In addition to having a clinical and manufacturing segment, the company also "had" a Chinese generic pharmacy. The pharmacy was expected to be a blessing for the company, allowing it to achieve profitability while in clinical studies. However, its blessing became a nightmare due to regulatory and pricing changes on behalf of the Chinese government. Thankfully, the company was able to divest and sell its 51% stake in the generic pharmacy for $12.3 million in cash and eliminate $35 million in debt obligations. For a small company such as NeoStem, a sale of this magnitude is huge for the operations of the business. The company already produces revenue from its manufacturing segment, but with the sale of its generic business, the company now has a strong cash position and more leverage on its balance sheet to operate without the immediate concerns of cash.
NeoStem is the most diversified company in the cell therapy arena. But in addition to being diversified, it is also the safest because of its valuation. There are many moving parts at NeoStem, and with this being a fast-growing industry, which is building in positive sentiment, the company has a good opportunity to succeed. If its late-stage clients were to receive approvals in the next 16 months, and if its cell therapy product reaches its full potential, then this is a company that could reach sales of $1.2 billion based on the manufacturing royalty estimates used above, and peak AMR-001 sales of $800 million. However, all pieces are unlikely to fall in place; so even if AMR-001 reaches sales at the bottom of its range, with $600 million, and it only earns $100 million from its manufacturing segment, then it's still seeing revenue potential of $700 million.

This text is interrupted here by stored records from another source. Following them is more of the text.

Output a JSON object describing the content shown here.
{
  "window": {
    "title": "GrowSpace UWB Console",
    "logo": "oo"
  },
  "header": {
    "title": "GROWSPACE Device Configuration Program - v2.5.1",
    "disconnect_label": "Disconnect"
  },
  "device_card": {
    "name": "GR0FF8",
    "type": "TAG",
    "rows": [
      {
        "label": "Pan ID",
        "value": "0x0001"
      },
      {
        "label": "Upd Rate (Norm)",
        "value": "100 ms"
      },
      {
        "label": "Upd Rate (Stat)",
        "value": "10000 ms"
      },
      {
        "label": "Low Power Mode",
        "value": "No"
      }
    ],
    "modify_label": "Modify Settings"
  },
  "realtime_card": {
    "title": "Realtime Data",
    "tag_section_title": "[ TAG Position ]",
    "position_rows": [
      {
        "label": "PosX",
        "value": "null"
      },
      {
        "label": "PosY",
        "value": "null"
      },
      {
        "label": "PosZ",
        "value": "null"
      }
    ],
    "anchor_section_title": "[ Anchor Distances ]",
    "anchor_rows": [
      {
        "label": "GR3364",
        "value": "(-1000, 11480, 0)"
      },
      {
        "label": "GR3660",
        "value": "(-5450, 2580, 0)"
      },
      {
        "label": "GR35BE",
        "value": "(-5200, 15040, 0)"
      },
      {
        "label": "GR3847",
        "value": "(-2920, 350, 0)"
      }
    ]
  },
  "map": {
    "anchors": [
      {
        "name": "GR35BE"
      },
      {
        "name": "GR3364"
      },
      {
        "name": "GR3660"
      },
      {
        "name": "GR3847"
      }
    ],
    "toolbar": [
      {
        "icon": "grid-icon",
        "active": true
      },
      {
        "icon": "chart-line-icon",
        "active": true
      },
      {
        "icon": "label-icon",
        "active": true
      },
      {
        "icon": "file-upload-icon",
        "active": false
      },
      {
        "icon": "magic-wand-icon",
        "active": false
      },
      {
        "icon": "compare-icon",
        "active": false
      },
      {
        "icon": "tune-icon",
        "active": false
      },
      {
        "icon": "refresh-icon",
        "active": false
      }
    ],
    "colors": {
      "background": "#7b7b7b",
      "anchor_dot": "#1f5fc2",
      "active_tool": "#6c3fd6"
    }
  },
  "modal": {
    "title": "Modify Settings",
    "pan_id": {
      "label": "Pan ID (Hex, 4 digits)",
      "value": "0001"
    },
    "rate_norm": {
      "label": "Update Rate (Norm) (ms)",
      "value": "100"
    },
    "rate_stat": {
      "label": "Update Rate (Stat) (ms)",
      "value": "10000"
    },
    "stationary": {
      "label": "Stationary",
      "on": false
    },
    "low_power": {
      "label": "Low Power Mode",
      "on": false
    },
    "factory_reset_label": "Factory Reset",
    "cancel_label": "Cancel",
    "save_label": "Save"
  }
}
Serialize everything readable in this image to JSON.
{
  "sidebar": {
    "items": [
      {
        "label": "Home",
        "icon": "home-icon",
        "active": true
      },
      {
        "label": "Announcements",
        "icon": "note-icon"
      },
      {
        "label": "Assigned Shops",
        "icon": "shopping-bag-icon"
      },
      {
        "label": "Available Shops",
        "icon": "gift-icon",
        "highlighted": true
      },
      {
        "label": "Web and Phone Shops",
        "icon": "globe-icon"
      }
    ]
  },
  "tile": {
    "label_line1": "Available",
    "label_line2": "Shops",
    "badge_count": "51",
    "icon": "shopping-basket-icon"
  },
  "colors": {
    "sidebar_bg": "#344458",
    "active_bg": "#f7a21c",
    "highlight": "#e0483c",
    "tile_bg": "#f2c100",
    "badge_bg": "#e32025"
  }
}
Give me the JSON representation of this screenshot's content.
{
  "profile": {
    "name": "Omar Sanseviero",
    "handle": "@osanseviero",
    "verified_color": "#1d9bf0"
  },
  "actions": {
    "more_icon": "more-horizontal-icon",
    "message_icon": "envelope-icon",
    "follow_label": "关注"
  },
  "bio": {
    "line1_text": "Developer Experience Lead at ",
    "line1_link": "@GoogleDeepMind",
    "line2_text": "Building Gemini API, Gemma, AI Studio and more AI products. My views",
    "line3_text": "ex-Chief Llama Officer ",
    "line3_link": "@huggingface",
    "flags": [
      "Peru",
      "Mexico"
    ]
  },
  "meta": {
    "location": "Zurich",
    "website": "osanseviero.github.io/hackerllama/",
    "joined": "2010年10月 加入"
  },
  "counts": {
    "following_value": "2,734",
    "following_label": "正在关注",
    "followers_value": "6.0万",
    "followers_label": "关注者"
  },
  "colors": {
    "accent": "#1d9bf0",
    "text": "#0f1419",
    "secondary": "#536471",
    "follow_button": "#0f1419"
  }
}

As you can see, if all pieces fall in place, then NeoStem has market leading upside potential. Even if half of its current catalysts fall into place, then its upside will still remain in the 1,000% range. However, this is cell therapy, and despite all of its promise and its encouraging clinical results, there is still a possibility that companies such as NeoStem will not see an FDA approval. Unfortunately, we cannot say with certainty what will occur in the next three years because there has never been a company before NeoStem in the cell therapy arena to earn an FDA approval. Osiris has earned an approval in Canada, but not in the U.S. As a result, NeoStem still presents the same risks as with any novel therapy, but because of its valuation, the downside is minimal while its upside is among the greatest in the biotech industry.
The exciting aspect to NeoStem is that its business is diversified and does not rely on any one segment to carry the company's performance. It is well positioned in the cell therapy arena, should benefit from its global growth, and is presenting significant upside potential. If we use a conservative price/sales ratio of 3.0, this is a company that could reach a market capitalization between $2.1 and $3.6 billion in the next five years. And what's even more exciting is that upside potential from earlier-stage manufacturing products, the VSEL technology and new partnerships are not being incorporated into these figures. As an investor, your own due diligence is crucial; but based on my research and my analysis of the industry, I don't see any other company with the same level of upside and diversification. This thought process is what makes NeoStem my choice as the best investment in the fast-growing and exciting space of cell therapy.
Disclosure: I am long NBS. I wrote this article myself, and it expresses my own opinions. I am not receiving compensation for it. I have no business relationship with any company whose stock is mentioned in this article.